▸ **Directions**: Begin your copy at the line holding "Transcribe this image's" and end it at the last line of the listing. Keep every line exact and leave out the pictures.
Provided data START
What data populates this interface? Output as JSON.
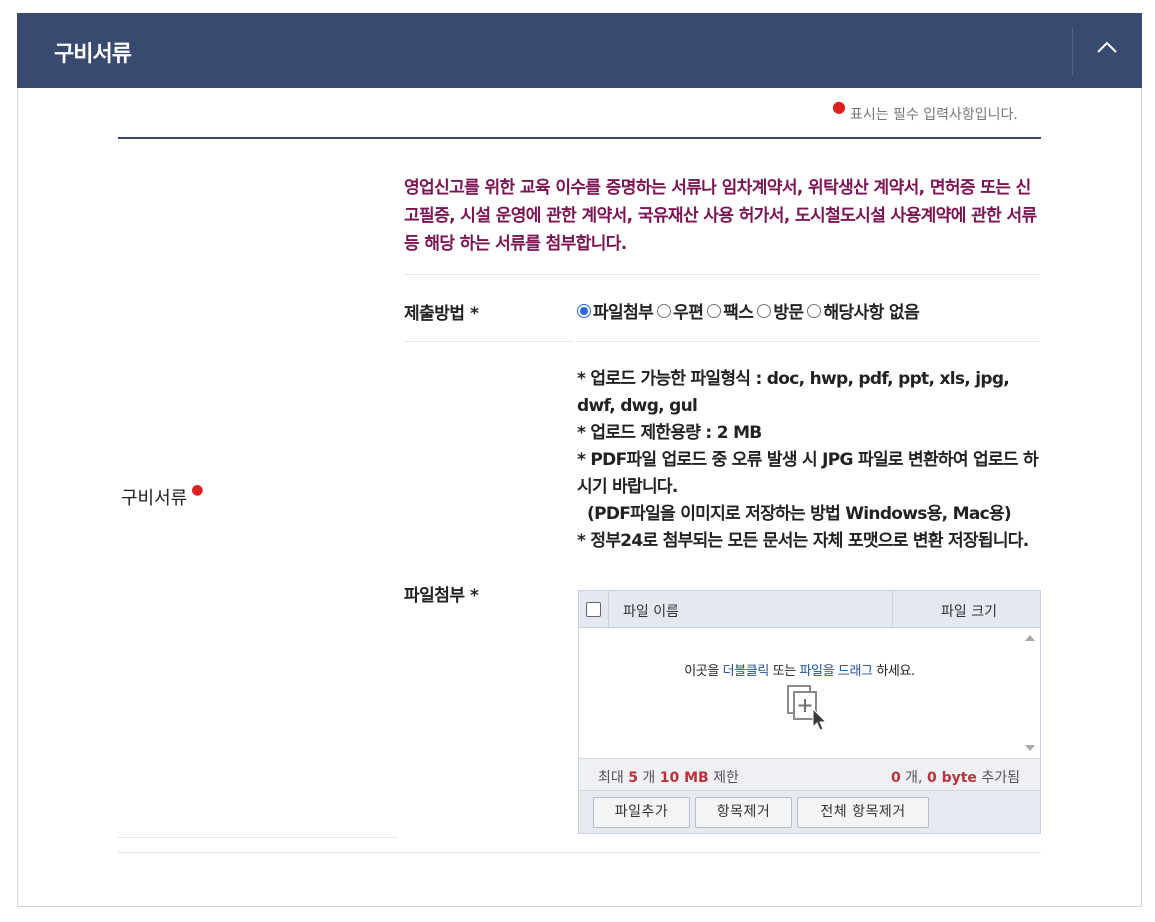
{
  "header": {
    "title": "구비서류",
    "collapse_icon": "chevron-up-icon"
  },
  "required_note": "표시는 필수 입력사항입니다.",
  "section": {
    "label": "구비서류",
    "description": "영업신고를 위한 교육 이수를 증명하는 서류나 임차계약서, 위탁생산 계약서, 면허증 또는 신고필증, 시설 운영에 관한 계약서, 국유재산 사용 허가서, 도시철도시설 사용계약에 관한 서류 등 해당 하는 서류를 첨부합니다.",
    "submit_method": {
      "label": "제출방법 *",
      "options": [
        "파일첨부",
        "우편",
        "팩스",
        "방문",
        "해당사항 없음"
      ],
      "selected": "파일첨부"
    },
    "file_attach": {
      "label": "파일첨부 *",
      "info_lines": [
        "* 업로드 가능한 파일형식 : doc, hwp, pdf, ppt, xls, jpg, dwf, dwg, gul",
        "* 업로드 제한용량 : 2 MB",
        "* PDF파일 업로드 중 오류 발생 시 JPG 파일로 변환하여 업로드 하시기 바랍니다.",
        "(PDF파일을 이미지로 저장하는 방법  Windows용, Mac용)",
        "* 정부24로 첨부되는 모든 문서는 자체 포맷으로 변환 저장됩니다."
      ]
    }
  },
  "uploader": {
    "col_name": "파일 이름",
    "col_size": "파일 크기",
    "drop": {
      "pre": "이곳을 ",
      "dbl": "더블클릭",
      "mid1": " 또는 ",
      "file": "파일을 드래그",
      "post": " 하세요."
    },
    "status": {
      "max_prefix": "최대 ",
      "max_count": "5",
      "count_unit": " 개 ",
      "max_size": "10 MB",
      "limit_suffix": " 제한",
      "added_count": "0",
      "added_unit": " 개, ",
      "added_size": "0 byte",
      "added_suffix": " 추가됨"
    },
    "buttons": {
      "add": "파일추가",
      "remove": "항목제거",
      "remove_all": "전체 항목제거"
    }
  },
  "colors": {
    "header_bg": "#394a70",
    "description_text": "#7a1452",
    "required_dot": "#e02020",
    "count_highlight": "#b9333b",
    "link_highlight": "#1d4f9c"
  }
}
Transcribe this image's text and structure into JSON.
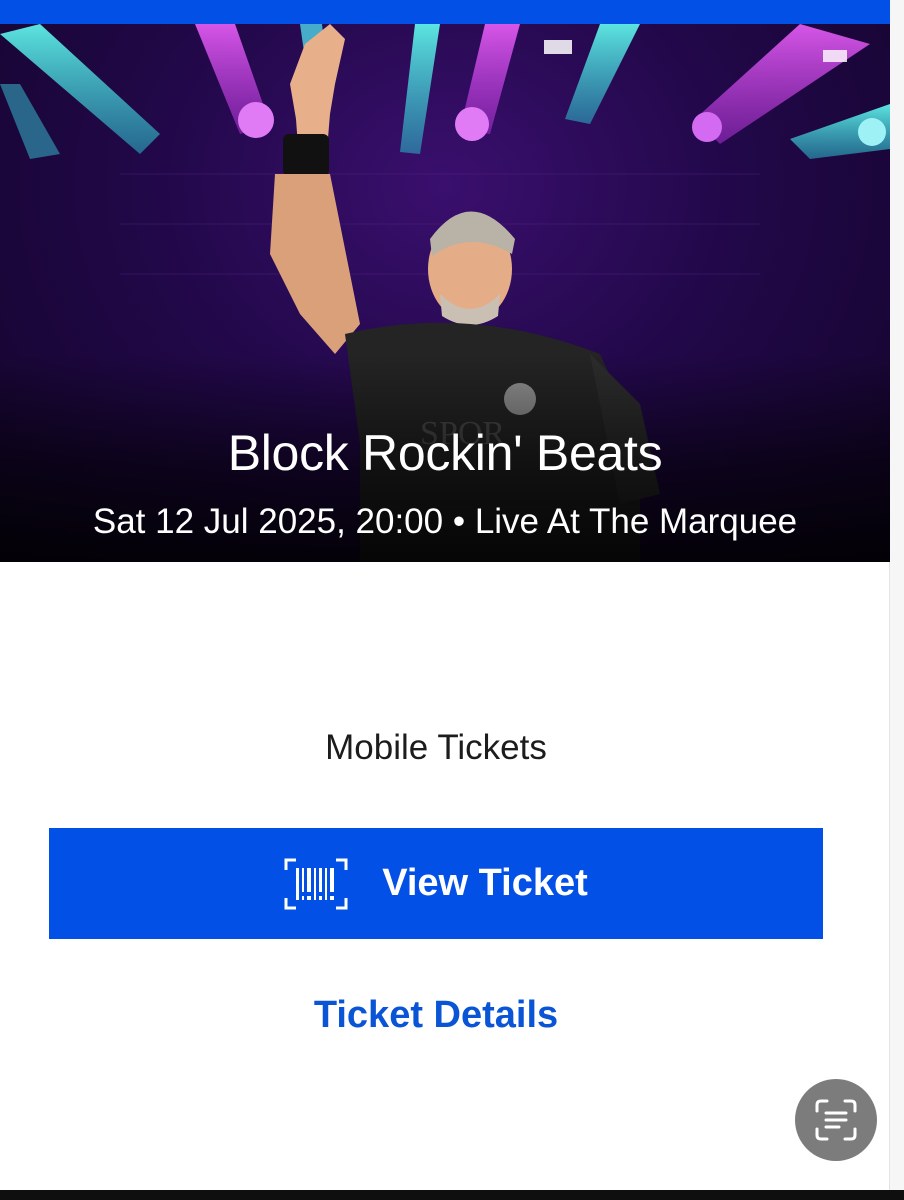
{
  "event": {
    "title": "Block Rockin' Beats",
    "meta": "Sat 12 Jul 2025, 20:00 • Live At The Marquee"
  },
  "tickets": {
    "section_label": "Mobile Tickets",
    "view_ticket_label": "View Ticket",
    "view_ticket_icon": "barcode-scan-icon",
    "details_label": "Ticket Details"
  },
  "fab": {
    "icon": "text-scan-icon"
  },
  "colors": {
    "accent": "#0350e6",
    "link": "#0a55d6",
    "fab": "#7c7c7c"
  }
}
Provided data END
▸ **Solution**:
Transcribe this image's text and structure into JSON.
{
  "event": {
    "title": "Block Rockin' Beats",
    "meta": "Sat 12 Jul 2025, 20:00 • Live At The Marquee"
  },
  "tickets": {
    "section_label": "Mobile Tickets",
    "view_ticket_label": "View Ticket",
    "view_ticket_icon": "barcode-scan-icon",
    "details_label": "Ticket Details"
  },
  "fab": {
    "icon": "text-scan-icon"
  },
  "colors": {
    "accent": "#0350e6",
    "link": "#0a55d6",
    "fab": "#7c7c7c"
  }
}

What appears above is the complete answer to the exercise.